Afghan society and politics are simultaneously united by Islam – one of the few agents of social cohesion in a land split along ethnic and tribal lines – and threatened by militant Islamism. Though Zoroastrians, Buddhists and Greeks all left an imprint on Afghanistan’s early history, Islam has dominated its religious landscape since the 9th century. When the Soviets invaded in 1979 to support the country’s new communist government, Islam united the multiethnic opposition to the atheist regime. Once the insurgency succeeded in 1989, the country plunged into civil war. The radical Taliban regime gained power in 1996 but was deposed by a US-led invasion in 2001. However, its supporters remain a significant power in large parts of the country. The current Constitution of Afghanistan guarantees freedom of religion but mandates that Islam is the state religion and no law may contradict Islam. Islam remains a major political force, with numerous Islamic political parties as well as an ongoing Taliban insurgency.

ESSAYS ON AFGHANISTAN

Early History
The Great Game and the Emergence of Modern Afghanistan
Civil War, the Taliban, and American Intervention

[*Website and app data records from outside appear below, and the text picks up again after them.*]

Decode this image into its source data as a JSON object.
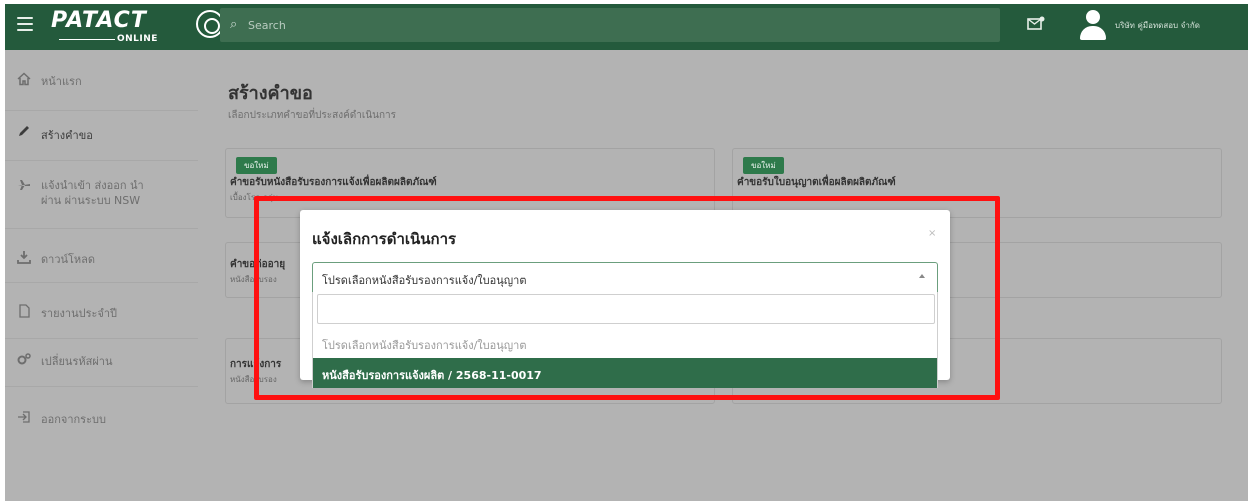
{
  "header": {
    "logo_text": "PATACT",
    "logo_sub": "ONLINE",
    "search_placeholder": "Search",
    "company_name": "บริษัท คู่มือทดสอบ จำกัด"
  },
  "sidebar": {
    "items": [
      {
        "label": "หน้าแรก"
      },
      {
        "label": "สร้างคำขอ"
      },
      {
        "label": "แจ้งนำเข้า ส่งออก นำผ่าน ผ่านระบบ NSW"
      },
      {
        "label": "ดาวน์โหลด"
      },
      {
        "label": "รายงานประจำปี"
      },
      {
        "label": "เปลี่ยนรหัสผ่าน"
      },
      {
        "label": "ออกจากระบบ"
      }
    ]
  },
  "main": {
    "title": "สร้างคำขอ",
    "subtitle": "เลือกประเภทคำขอที่ประสงค์ดำเนินการ",
    "cards": [
      {
        "badge": "ขอใหม่",
        "title": "คำขอรับหนังสือรับรองการแจ้งเพื่อผลิตผลิตภัณฑ์",
        "desc": "เบื้องโรค กลุ่ม"
      },
      {
        "badge": "ขอใหม่",
        "title": "คำขอรับใบอนุญาตเพื่อผลิตผลิตภัณฑ์",
        "desc": ""
      },
      {
        "title": "คำขอต่ออายุ",
        "desc": "หนังสือรับรอง"
      },
      {
        "title": "การแจ้งการ",
        "desc": "หนังสือรับรอง"
      }
    ]
  },
  "modal": {
    "title": "แจ้งเลิกการดำเนินการ",
    "close": "×",
    "select_value": "โปรดเลือกหนังสือรับรองการแจ้ง/ใบอนุญาต",
    "options": [
      "โปรดเลือกหนังสือรับรองการแจ้ง/ใบอนุญาต",
      "หนังสือรับรองการแจ้งผลิต / 2568-11-0017"
    ]
  },
  "colors": {
    "header_bg": "#245a3c",
    "selected_option_bg": "#2f6d4a",
    "badge_bg": "#2e7a4b",
    "highlight": "#ff1010"
  }
}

Contemporary Affairs
Religious Freedom in Afghanistan
Religion in the Afghan Constitution